This 19-story residential building exists between worlds. Not only does it bridge two unique Manhattan neighborhoods—Chelsea, the eclectic and diverse center of contemporary art in New York City, and Ladies’ Mile, the staid neoclassical commercial district—it also bridges two distinct design sensibilities: the understated refinement of modern architecture and the rough-hewn quality of traditional construction. The result is an unmistakably contemporary building that has the warmth and familiarity of classic New York City architecture.

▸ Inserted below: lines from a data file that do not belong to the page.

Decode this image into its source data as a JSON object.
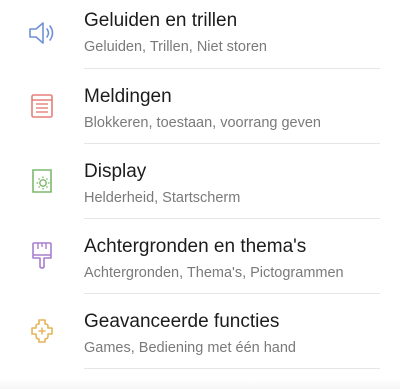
{
  "settings": {
    "items": [
      {
        "title": "Geluiden en trillen",
        "subtitle": "Geluiden, Trillen, Niet storen",
        "icon": "speaker-icon",
        "color": "#6f8fd6"
      },
      {
        "title": "Meldingen",
        "subtitle": "Blokkeren, toestaan, voorrang geven",
        "icon": "notifications-list-icon",
        "color": "#e57f78"
      },
      {
        "title": "Display",
        "subtitle": "Helderheid, Startscherm",
        "icon": "display-brightness-icon",
        "color": "#7cb86b"
      },
      {
        "title": "Achtergronden en thema's",
        "subtitle": "Achtergronden, Thema's, Pictogrammen",
        "icon": "paintbrush-icon",
        "color": "#a77fcf"
      },
      {
        "title": "Geavanceerde functies",
        "subtitle": "Games, Bediening met één hand",
        "icon": "puzzle-plus-icon",
        "color": "#e5b45a"
      }
    ]
  }
}
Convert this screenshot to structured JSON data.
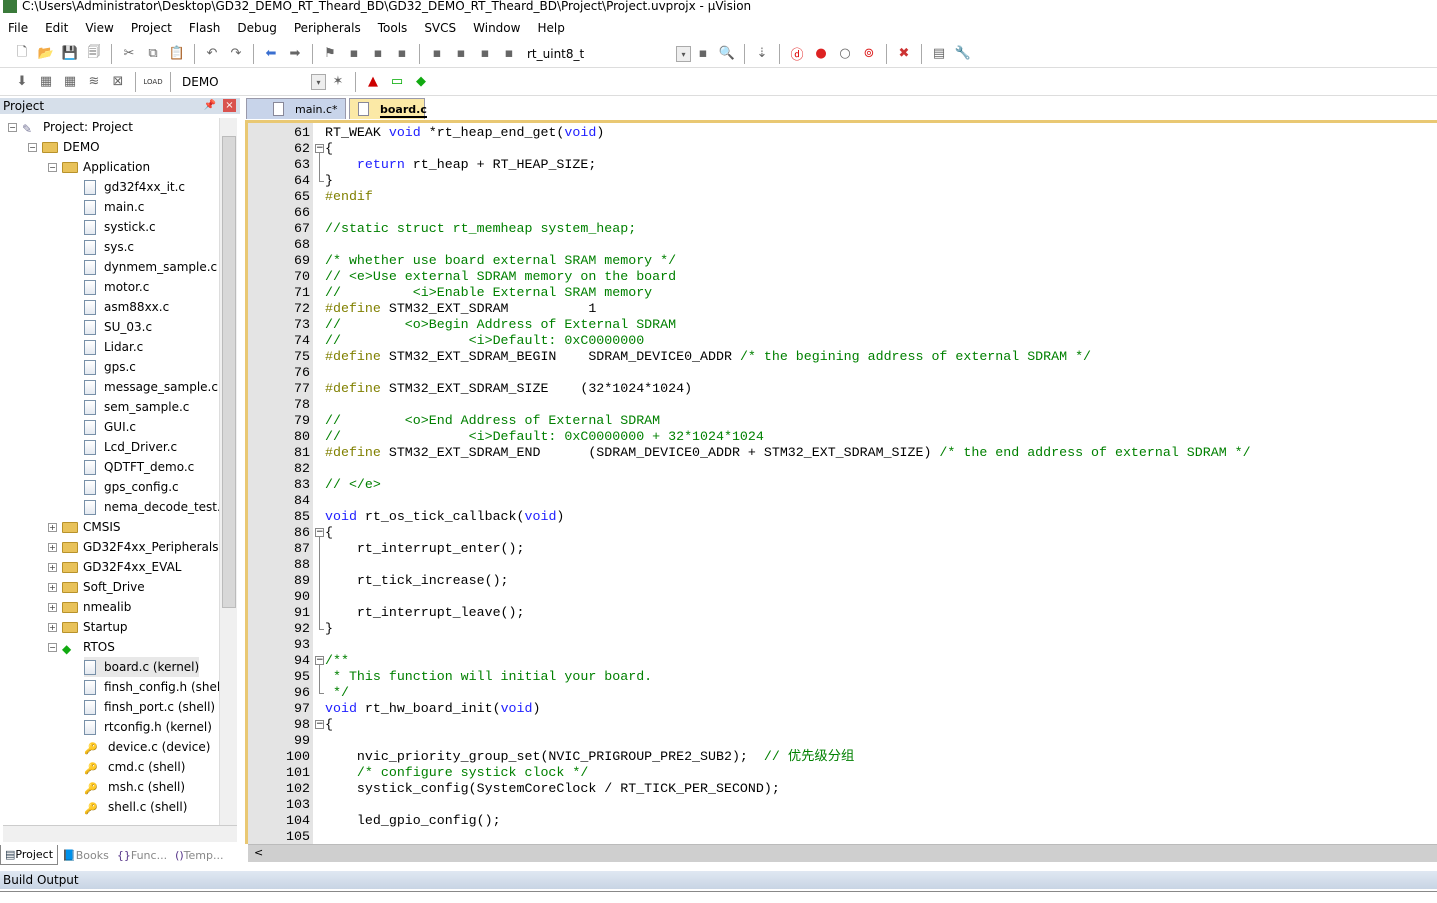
{
  "window": {
    "title": "C:\\Users\\Administrator\\Desktop\\GD32_DEMO_RT_Theard_BD\\GD32_DEMO_RT_Theard_BD\\Project\\Project.uvprojx - µVision",
    "logo": "V5"
  },
  "menu": [
    "File",
    "Edit",
    "View",
    "Project",
    "Flash",
    "Debug",
    "Peripherals",
    "Tools",
    "SVCS",
    "Window",
    "Help"
  ],
  "toolbar1": {
    "find_combo": "rt_uint8_t",
    "icons": [
      "new-file",
      "open",
      "save",
      "save-all",
      "cut",
      "copy",
      "paste",
      "undo",
      "redo",
      "nav-back",
      "nav-forward",
      "bookmark",
      "bookmark-prev",
      "bookmark-next",
      "bookmark-clear",
      "indent",
      "unindent",
      "comment",
      "uncomment",
      "find-in-files",
      "find",
      "incremental-find",
      "debug-session",
      "breakpoint",
      "disable-breakpoint",
      "enable-breakpoints",
      "kill-breakpoints",
      "window-layout",
      "configure"
    ]
  },
  "toolbar2": {
    "target": "DEMO",
    "load_label": "LOAD",
    "icons": [
      "translate",
      "build",
      "rebuild",
      "batch-build",
      "stop-build",
      "download",
      "target-options",
      "manage-components",
      "select-packs",
      "pack-installer"
    ]
  },
  "project_panel": {
    "title": "Project",
    "tree": [
      {
        "label": "Project: Project",
        "level": 0,
        "type": "root",
        "expanded": true
      },
      {
        "label": "DEMO",
        "level": 1,
        "type": "target",
        "expanded": true
      },
      {
        "label": "Application",
        "level": 2,
        "type": "folder",
        "expanded": true
      },
      {
        "label": "gd32f4xx_it.c",
        "level": 3,
        "type": "file"
      },
      {
        "label": "main.c",
        "level": 3,
        "type": "file"
      },
      {
        "label": "systick.c",
        "level": 3,
        "type": "file"
      },
      {
        "label": "sys.c",
        "level": 3,
        "type": "file"
      },
      {
        "label": "dynmem_sample.c",
        "level": 3,
        "type": "file"
      },
      {
        "label": "motor.c",
        "level": 3,
        "type": "file"
      },
      {
        "label": "asm88xx.c",
        "level": 3,
        "type": "file"
      },
      {
        "label": "SU_03.c",
        "level": 3,
        "type": "file"
      },
      {
        "label": "Lidar.c",
        "level": 3,
        "type": "file"
      },
      {
        "label": "gps.c",
        "level": 3,
        "type": "file"
      },
      {
        "label": "message_sample.c",
        "level": 3,
        "type": "file"
      },
      {
        "label": "sem_sample.c",
        "level": 3,
        "type": "file"
      },
      {
        "label": "GUI.c",
        "level": 3,
        "type": "file"
      },
      {
        "label": "Lcd_Driver.c",
        "level": 3,
        "type": "file"
      },
      {
        "label": "QDTFT_demo.c",
        "level": 3,
        "type": "file"
      },
      {
        "label": "gps_config.c",
        "level": 3,
        "type": "file"
      },
      {
        "label": "nema_decode_test.c",
        "level": 3,
        "type": "file"
      },
      {
        "label": "CMSIS",
        "level": 2,
        "type": "folder",
        "expanded": false
      },
      {
        "label": "GD32F4xx_Peripherals",
        "level": 2,
        "type": "folder",
        "expanded": false
      },
      {
        "label": "GD32F4xx_EVAL",
        "level": 2,
        "type": "folder",
        "expanded": false
      },
      {
        "label": "Soft_Drive",
        "level": 2,
        "type": "folder",
        "expanded": false
      },
      {
        "label": "nmealib",
        "level": 2,
        "type": "folder",
        "expanded": false
      },
      {
        "label": "Startup",
        "level": 2,
        "type": "folder",
        "expanded": false
      },
      {
        "label": "RTOS",
        "level": 2,
        "type": "component",
        "expanded": true
      },
      {
        "label": "board.c (kernel)",
        "level": 3,
        "type": "file",
        "selected": true
      },
      {
        "label": "finsh_config.h (shell)",
        "level": 3,
        "type": "file"
      },
      {
        "label": "finsh_port.c (shell)",
        "level": 3,
        "type": "file"
      },
      {
        "label": "rtconfig.h (kernel)",
        "level": 3,
        "type": "file"
      },
      {
        "label": "device.c (device)",
        "level": 3,
        "type": "keyfile"
      },
      {
        "label": "cmd.c (shell)",
        "level": 3,
        "type": "keyfile"
      },
      {
        "label": "msh.c (shell)",
        "level": 3,
        "type": "keyfile"
      },
      {
        "label": "shell.c (shell)",
        "level": 3,
        "type": "keyfile"
      }
    ],
    "tabs": [
      {
        "label": "Project",
        "active": true
      },
      {
        "label": "Books"
      },
      {
        "label": "Func..."
      },
      {
        "label": "Temp..."
      }
    ]
  },
  "editor": {
    "tabs": [
      {
        "label": "main.c*",
        "active": false
      },
      {
        "label": "board.c",
        "active": true
      }
    ],
    "colors": {
      "keyword": "#2020ff",
      "preprocessor": "#808000",
      "comment": "#008000"
    },
    "lines": [
      {
        "n": "61",
        "s": [
          [
            "n",
            "RT_WEAK "
          ],
          [
            "k",
            "void"
          ],
          [
            "n",
            " *rt_heap_end_get("
          ],
          [
            "k",
            "void"
          ],
          [
            "n",
            ")"
          ]
        ]
      },
      {
        "n": "62",
        "fold": "open",
        "s": [
          [
            "n",
            "{"
          ]
        ]
      },
      {
        "n": "63",
        "s": [
          [
            "n",
            "    "
          ],
          [
            "k",
            "return"
          ],
          [
            "n",
            " rt_heap + RT_HEAP_SIZE;"
          ]
        ]
      },
      {
        "n": "64",
        "s": [
          [
            "n",
            "}"
          ]
        ]
      },
      {
        "n": "65",
        "s": [
          [
            "p",
            "#endif"
          ]
        ]
      },
      {
        "n": "66",
        "s": []
      },
      {
        "n": "67",
        "s": [
          [
            "c",
            "//static struct rt_memheap system_heap;"
          ]
        ]
      },
      {
        "n": "68",
        "s": []
      },
      {
        "n": "69",
        "s": [
          [
            "c",
            "/* whether use board external SRAM memory */"
          ]
        ]
      },
      {
        "n": "70",
        "s": [
          [
            "c",
            "// <e>Use external SDRAM memory on the board"
          ]
        ]
      },
      {
        "n": "71",
        "s": [
          [
            "c",
            "//         <i>Enable External SRAM memory"
          ]
        ]
      },
      {
        "n": "72",
        "s": [
          [
            "p",
            "#define"
          ],
          [
            "n",
            " STM32_EXT_SDRAM          1"
          ]
        ]
      },
      {
        "n": "73",
        "s": [
          [
            "c",
            "//        <o>Begin Address of External SDRAM"
          ]
        ]
      },
      {
        "n": "74",
        "s": [
          [
            "c",
            "//                <i>Default: 0xC0000000"
          ]
        ]
      },
      {
        "n": "75",
        "s": [
          [
            "p",
            "#define"
          ],
          [
            "n",
            " STM32_EXT_SDRAM_BEGIN    SDRAM_DEVICE0_ADDR "
          ],
          [
            "c",
            "/* the begining address of external SDRAM */"
          ]
        ]
      },
      {
        "n": "76",
        "s": []
      },
      {
        "n": "77",
        "s": [
          [
            "p",
            "#define"
          ],
          [
            "n",
            " STM32_EXT_SDRAM_SIZE    (32*1024*1024)"
          ]
        ]
      },
      {
        "n": "78",
        "s": []
      },
      {
        "n": "79",
        "s": [
          [
            "c",
            "//        <o>End Address of External SDRAM"
          ]
        ]
      },
      {
        "n": "80",
        "s": [
          [
            "c",
            "//                <i>Default: 0xC0000000 + 32*1024*1024"
          ]
        ]
      },
      {
        "n": "81",
        "s": [
          [
            "p",
            "#define"
          ],
          [
            "n",
            " STM32_EXT_SDRAM_END      (SDRAM_DEVICE0_ADDR + STM32_EXT_SDRAM_SIZE) "
          ],
          [
            "c",
            "/* the end address of external SDRAM */"
          ]
        ]
      },
      {
        "n": "82",
        "s": []
      },
      {
        "n": "83",
        "s": [
          [
            "c",
            "// </e>"
          ]
        ]
      },
      {
        "n": "84",
        "s": []
      },
      {
        "n": "85",
        "s": [
          [
            "k",
            "void"
          ],
          [
            "n",
            " rt_os_tick_callback("
          ],
          [
            "k",
            "void"
          ],
          [
            "n",
            ")"
          ]
        ]
      },
      {
        "n": "86",
        "fold": "open",
        "s": [
          [
            "n",
            "{"
          ]
        ]
      },
      {
        "n": "87",
        "s": [
          [
            "n",
            "    rt_interrupt_enter();"
          ]
        ]
      },
      {
        "n": "88",
        "s": []
      },
      {
        "n": "89",
        "s": [
          [
            "n",
            "    rt_tick_increase();"
          ]
        ]
      },
      {
        "n": "90",
        "s": []
      },
      {
        "n": "91",
        "s": [
          [
            "n",
            "    rt_interrupt_leave();"
          ]
        ]
      },
      {
        "n": "92",
        "s": [
          [
            "n",
            "}"
          ]
        ]
      },
      {
        "n": "93",
        "s": []
      },
      {
        "n": "94",
        "fold": "open",
        "s": [
          [
            "c",
            "/**"
          ]
        ]
      },
      {
        "n": "95",
        "s": [
          [
            "c",
            " * This function will initial your board."
          ]
        ]
      },
      {
        "n": "96",
        "s": [
          [
            "c",
            " */"
          ]
        ]
      },
      {
        "n": "97",
        "s": [
          [
            "k",
            "void"
          ],
          [
            "n",
            " rt_hw_board_init("
          ],
          [
            "k",
            "void"
          ],
          [
            "n",
            ")"
          ]
        ]
      },
      {
        "n": "98",
        "fold": "open",
        "s": [
          [
            "n",
            "{"
          ]
        ]
      },
      {
        "n": "99",
        "s": []
      },
      {
        "n": "100",
        "s": [
          [
            "n",
            "    nvic_priority_group_set(NVIC_PRIGROUP_PRE2_SUB2);  "
          ],
          [
            "c",
            "// 优先级分组"
          ]
        ]
      },
      {
        "n": "101",
        "s": [
          [
            "c",
            "    /* configure systick clock */"
          ]
        ]
      },
      {
        "n": "102",
        "s": [
          [
            "n",
            "    systick_config(SystemCoreClock / RT_TICK_PER_SECOND);"
          ]
        ]
      },
      {
        "n": "103",
        "s": []
      },
      {
        "n": "104",
        "s": [
          [
            "n",
            "    led_gpio_config();"
          ]
        ]
      },
      {
        "n": "105",
        "s": []
      }
    ]
  },
  "build_output": {
    "title": "Build Output"
  }
}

This balance was achieved primarily by bringing texture to the building with a distinct palette of materials—most notably, white Petersen brick. This extra-long, rough clay brick is hand-made according to a centuries-old tradition that uses wooden molds along with a firing process that gives each brick a slightly different texture and shade. Although nothing in the area is exactly like it, the brick evokes the historic masonry buildings found throughout Chelsea and Ladies’ Mile, as well as the nearby Flatiron District. The connection to the past is reinforced by 55 West 17th Street’s composition, a familiar three-bay, tripartite scheme informed by zoning codes and tradition. Similar to the grand department stores of Ladies’ Mile, the building’s entry and lower floors are treated distinctively with bronze-colored metal cladding decorated with an abstract pattern of overlapping circles.
Other than the bronze detailing and a subtle cornice topping the two narrow outer bays, the facade is relatively devoid of ornament. Its modernist quality is reinforced by single-pane tilt-and-turn windows whose regularly spaced bronze-colored metal frames sit flush with the white brick to create a pronounced, almost graphic, grid.
Image Credits: Matthew Williams